Cool vegetables before packaging. Package dried vegetables in small quantities you can use within one week after opening. Every time you open the container, you expose the food to air and humidity, and the quality deteriorates. Small glass jars, metal cans with tight lids, plastic freezer cartons, and plastic freezer bags that you can seal with heat, twist tapes, string, or rubber bands all make good containers. Scald and dry them thoroughly. Pack the dried food into the container as tightly as possible without crushing and seal to keep out moisture.
Store containers of dried vegetables in a dry, cool, and dark place. Low storage temperatures extend the shelf life of the dried product. Check vegetables occasionally to insure that moisture has not been reabsorbed. If moisture occurs, reheat the food to 150 °F for 15 minutes, then cool and reseal. If there is any sign of spoilage (off-color or mold growth), discard the food. Recommended storage time is 6 to 12 months.
Water removed during drying must be replaced either by soaking, cooking, or a combination of both. Soak root, stem, and seed vegetables for ½ to 2 hours in enough cold water to keep them covered. After soaking them, simmer until tender, allowing excess water to evaporate.
Greens, cabbage, and tomatoes do not need to be soaked. Simply add enough water to keep them covered, and simmer until tender.
Many vegetables lose their fresh flavor during drying. For this reason, you may add flavoring such as basil, garlic, onions, and chili sauce during cooking to improve flavor.
Dehydrated vegetables are usually not used as cooked side dishes. They are best when used as ingredients for soups, casseroles, sauces, stuffings, and stews. You may use various combinations of dried vegetables, but be careful not to add too much dried onion or garlic.
How To Dry Vegetables
|Test for Dryness|
|Beans, lima and other fresh shelled||Shell||* Steam 10 to 15 minutes,
|Hard and brittle. Beans will break clean when hit with hammer.|
|Beans, snap||Remove defective pods. Wash. Remove strings. Split lengthwise or cut diagonally in pieces to hasten drying.||* Steam 4 to 6 minutes.
|Beets||Select small, tender beets free of woodiness. Wash; trim tops.||Steam 30 to 45 minutes. Cool. Trim off roots and crowns; pare. Cut into 1/8-inch strips or ¾ inch cubes.||Dehydrator: 2-4
|Carrots||Select crisp, tender carrots. Wash. Trim off roots and tops and pare if desired. Cut into 1/8 inch slices or 3/8 inch cubes.||Steam 8 to 10 minutes.||Dehydrator: 2-4
|Corn||Select young, sweet corn. Harvest during milk stage. Husk and trim.||* Steam on the cob 10 to 15 minutes or until milk is set. Cut corn from cob.
|Herbs, for seasoning||Gather when leaves are mature but before flowers develop. Wash thoroughly. Separate clusters. Discard long or tough stems.||None.||Dehydrator: 1-2

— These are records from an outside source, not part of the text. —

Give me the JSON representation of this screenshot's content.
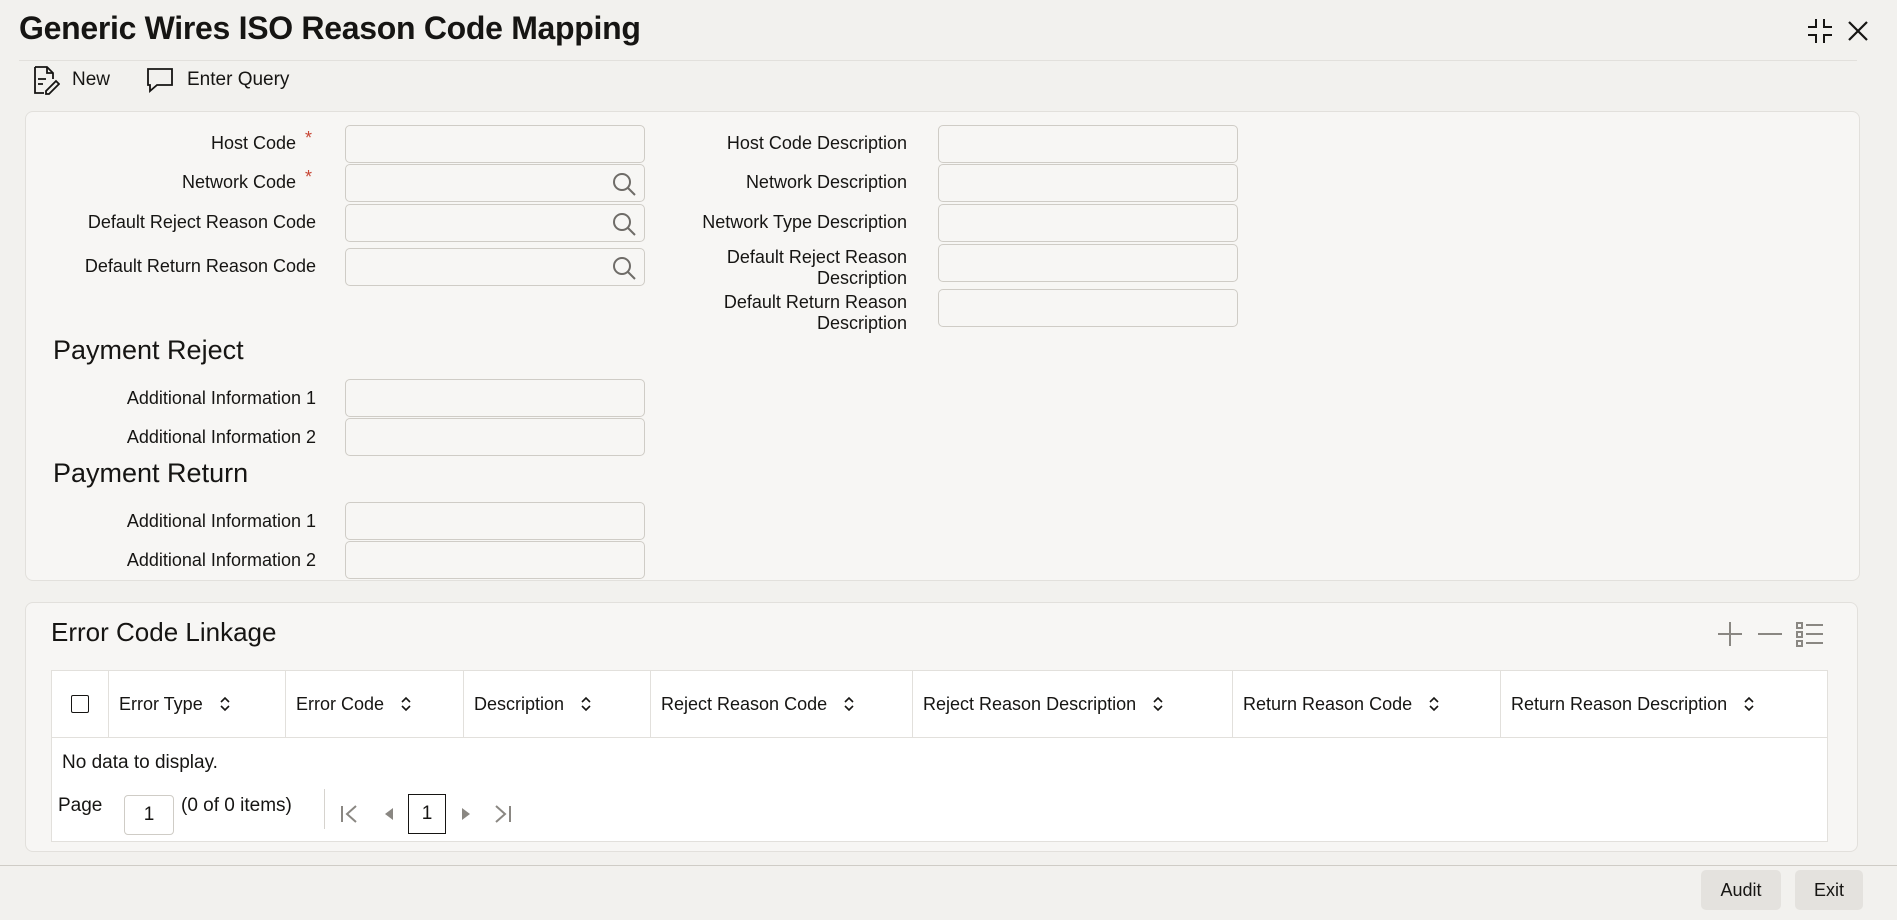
{
  "window": {
    "title": "Generic Wires ISO Reason Code Mapping"
  },
  "toolbar": {
    "new_label": "New",
    "enter_query_label": "Enter Query"
  },
  "form": {
    "host_code_label": "Host Code",
    "network_code_label": "Network Code",
    "default_reject_label": "Default Reject Reason Code",
    "default_return_label": "Default Return Reason Code",
    "host_desc_label": "Host Code Description",
    "network_desc_label": "Network Description",
    "network_type_desc_label": "Network Type Description",
    "reject_desc_label_1": "Default Reject Reason",
    "reject_desc_label_2": "Description",
    "return_desc_label_1": "Default Return Reason",
    "return_desc_label_2": "Description",
    "required_mark": "*"
  },
  "payment_reject": {
    "title": "Payment Reject",
    "info1_label": "Additional Information 1",
    "info2_label": "Additional Information 2"
  },
  "payment_return": {
    "title": "Payment Return",
    "info1_label": "Additional Information 1",
    "info2_label": "Additional Information 2"
  },
  "linkage": {
    "title": "Error Code Linkage",
    "columns": [
      "Error Type",
      "Error Code",
      "Description",
      "Reject Reason Code",
      "Reject Reason Description",
      "Return Reason Code",
      "Return Reason Description"
    ],
    "empty_text": "No data to display.",
    "page_label": "Page",
    "page_value": "1",
    "items_text": "(0 of 0 items)",
    "current_page": "1"
  },
  "footer": {
    "audit_label": "Audit",
    "exit_label": "Exit"
  },
  "icons": [
    "new-icon",
    "enter-query-icon",
    "minimize-icon",
    "close-icon",
    "search-icon",
    "add-row-icon",
    "delete-row-icon",
    "single-record-view-icon",
    "sort-icon",
    "first-page-icon",
    "previous-page-icon",
    "next-page-icon",
    "last-page-icon"
  ],
  "colors": {
    "required": "#c74634",
    "background": "#f2f1ee",
    "panel": "#f7f6f4"
  }
}
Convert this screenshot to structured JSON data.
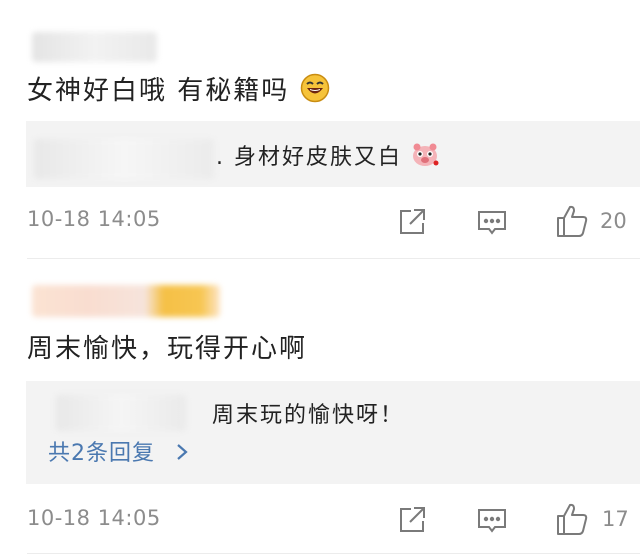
{
  "comments": [
    {
      "text": "女神好白哦  有秘籍吗",
      "emoji": "laughing-face-emoji",
      "reply": {
        "text": ". 身材好皮肤又白",
        "emoji": "pig-face-emoji"
      },
      "timestamp": "10-18 14:05",
      "likes": "20"
    },
    {
      "text": "周末愉快，玩得开心啊",
      "reply": {
        "text": "周末玩的愉快呀！",
        "more_label": "共2条回复"
      },
      "timestamp": "10-18 14:05",
      "likes": "17"
    }
  ],
  "icons": {
    "share": "share-icon",
    "reply": "reply-icon",
    "like": "like-icon",
    "chevron": "chevron-right-icon"
  },
  "colors": {
    "link": "#4a78b0",
    "meta": "#8c8c8c",
    "reply_bg": "#f3f3f3",
    "avatar_blur_accent": "#f5c046"
  }
}
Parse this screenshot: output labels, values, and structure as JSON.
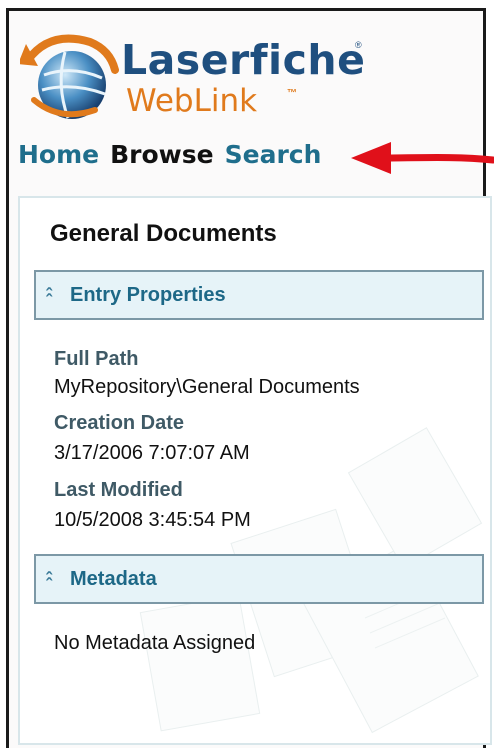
{
  "logo": {
    "name": "Laserfiche",
    "product": "WebLink",
    "reg": "®",
    "tm": "™"
  },
  "nav": {
    "home": "Home",
    "browse": "Browse",
    "search": "Search"
  },
  "panel": {
    "title": "General Documents",
    "entry_section": {
      "label": "Entry Properties",
      "properties": [
        {
          "label": "Full Path",
          "value": "MyRepository\\General Documents"
        },
        {
          "label": "Creation Date",
          "value": "3/17/2006 7:07:07 AM"
        },
        {
          "label": "Last Modified",
          "value": "10/5/2008 3:45:54 PM"
        }
      ]
    },
    "metadata_section": {
      "label": "Metadata",
      "empty_text": "No Metadata Assigned"
    }
  },
  "colors": {
    "link": "#1f6e8c",
    "annotation_arrow": "#e0101a",
    "section_bg": "#e6f3f8"
  },
  "icons": {
    "collapse": "double-chevron-up-icon",
    "logo": "globe-arrow-logo-icon",
    "annotation": "red-arrow-icon"
  }
}
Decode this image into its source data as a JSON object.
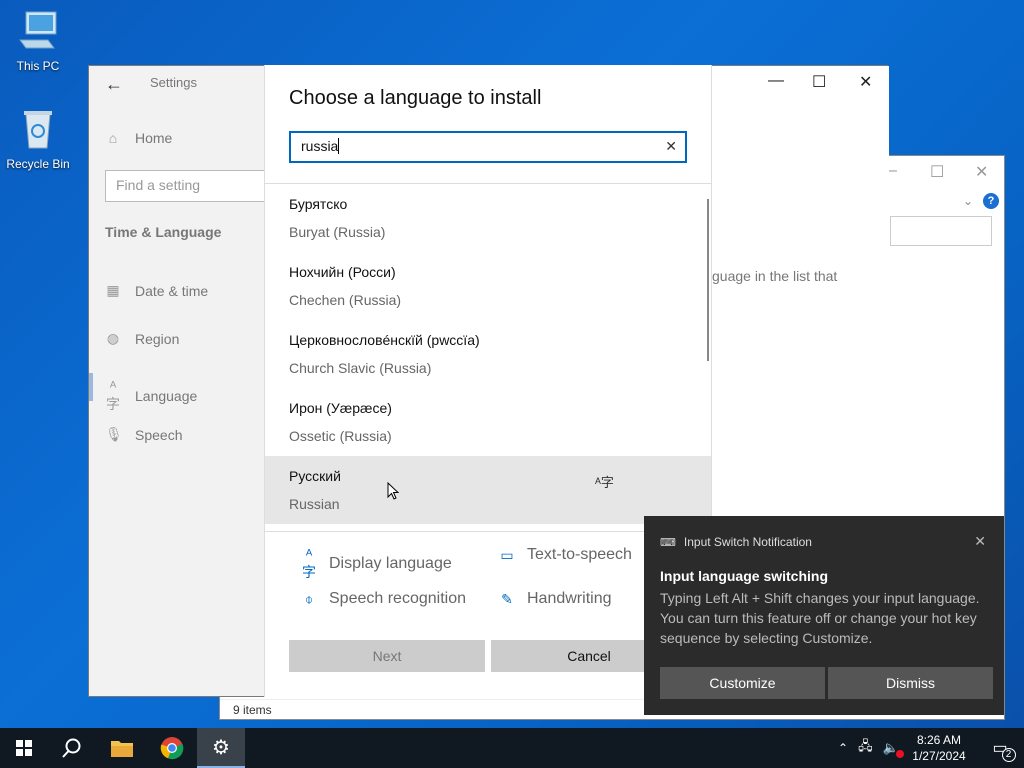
{
  "desktop": {
    "icons": [
      {
        "label": "This PC"
      },
      {
        "label": "Recycle Bin"
      }
    ]
  },
  "explorer": {
    "status": "9 items"
  },
  "settings": {
    "app_title": "Settings",
    "home": "Home",
    "search_placeholder": "Find a setting",
    "section": "Time & Language",
    "nav": [
      {
        "label": "Date & time",
        "icon": "calendar-icon"
      },
      {
        "label": "Region",
        "icon": "globe-icon"
      },
      {
        "label": "Language",
        "icon": "language-icon"
      },
      {
        "label": "Speech",
        "icon": "microphone-icon"
      }
    ],
    "hint_fragment": "guage in the list that"
  },
  "dialog": {
    "title": "Choose a language to install",
    "search_value": "russia",
    "languages": [
      {
        "native": "Бурятско",
        "english": "Buryat (Russia)"
      },
      {
        "native": "Нохчийн (Росси)",
        "english": "Chechen (Russia)"
      },
      {
        "native": "Церковнословéнскïй (рwссïа)",
        "english": "Church Slavic (Russia)"
      },
      {
        "native": "Ирон (Уæрæсе)",
        "english": "Ossetic (Russia)"
      },
      {
        "native": "Русский",
        "english": "Russian"
      }
    ],
    "selected_index": 4,
    "features": {
      "display_language": "Display language",
      "text_to_speech": "Text-to-speech",
      "speech_recognition": "Speech recognition",
      "handwriting": "Handwriting"
    },
    "next_label": "Next",
    "cancel_label": "Cancel"
  },
  "toast": {
    "app": "Input Switch Notification",
    "title": "Input language switching",
    "body": "Typing Left Alt + Shift changes your input language. You can turn this feature off or change your hot key sequence by selecting Customize.",
    "customize": "Customize",
    "dismiss": "Dismiss"
  },
  "taskbar": {
    "time": "8:26 AM",
    "date": "1/27/2024",
    "notification_count": "2"
  }
}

|Okra||Select young, tender pods. Wash. Trim off stems. Slice crosswise ¼ inch thick.||* Steam 4 to 5 minutes.
|Tough to brittle|
|Onion||Select firm onion bulbs. Wash and remove paper shells. Trim tops and root ends. Slice 1/8 to ¼ inch thick.||None.||Dehydrator: 2-4
|Peas||Select young, tender pods. Shell.||* Steam 8 to 10 minutes.
|Peppers, chili||Select mature pods. May dry whole or diced.||None.||Dehydrator: 3-6
|Shriveled, dark red, crisp.|
|Peppers, green and red||Select firm peppers. Wash. Cut in half; remove core and seeds. Cut in ½ inch strips.||Steam 10 minutes.||Dehydrator: 3-6
|Soybeans||Select edible green soybeans. Shell.||Steam 10 to 15 minutes.||Dehydrator: 2-4